Caleb Clarke, Holly Ireland, and Nikayla Bamblett with an emu feather skirt in the museum's collection store.
Image: Genevieve Grieves
Source: Museum Victoria
Members of the Victorian Indigenous Youth Advisory Council (VIYAC) shared their thoughts about the Bunjilaka redevelopment project at a forum for Indigenous Youth in late January. The eight forum participants hailed from across metropolitan and regional south-eastern Australia and represented seven Indigenous clans and nations. The day’s events included an introduction to the redevelopment project and tours through Bunjilaka’s exhibitions, the Milarri garden and the Indigenous Cultures collection store.
VIYAC is a group of Indigenous young people between the ages of 12–25 who are living in Victoria. VIYAC State Coordinator, Tim Kanoa, helped to organise the forum and attended on the day. “More than half of the Indigenous community in Victoria is under 25 years old,” said Tim, “so anything developed for Indigenous people will strongly affect youth. In the past we’ve not necessarily had the opportunity to speak up on issues that are important to us.” VIYAC aims to change this by providing advice to government departments and organisations to ensure that young people’s voices are recognised, and, in the process, developing the skills of VIYAC members. “It’s about hearing from young people and doing something with the information they provide that will benefit them.”
During the forum, the participants discussed what they thought about the existing Bunjilaka displays and what they’d like to see in future. “They related to the Koori Voices section,” said Tim, “but would like to see more stuff relating to us as Victorian Indigenous young people, like issues with stereotyping.” Tim explained that many Indigenous youth have had their identity challenged because they don’t look the way that many people expect. “When we are asked what nationality we are, people don’t believe us because we’re not in our traditional dress and living in the bush.” For this reason, Tim feels that Bunjilaka has an important role in educating people not just about historical events, but how these events still shape the Indigenous community today.

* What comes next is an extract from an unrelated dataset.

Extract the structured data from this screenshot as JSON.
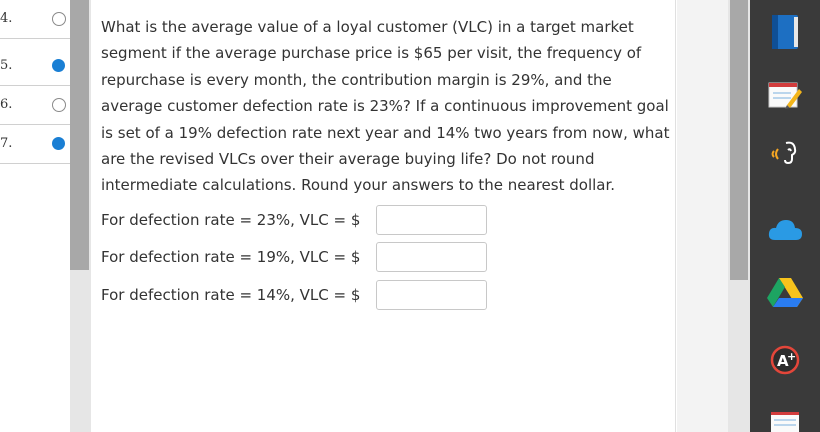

The collection store tour was a particular highlight for many participants. “The store tour was amazing,” said Tim. “These were artefacts we know about and talk about, but don’t get to see up close. We felt an overwhelming sense of connection and identity and pride, because we know they come from our country and our ancestors made them. It’s important that more Indigenous people living in Victoria can access them and have that kind of feeling.”
The VIYAC members were all enthusiastic to stay involved in the project. Said Tim, “For me, I’m looking forward to continued feed-in to the development. It’s exciting to know that we are able to contribute, and we want to see our ideas come into play.”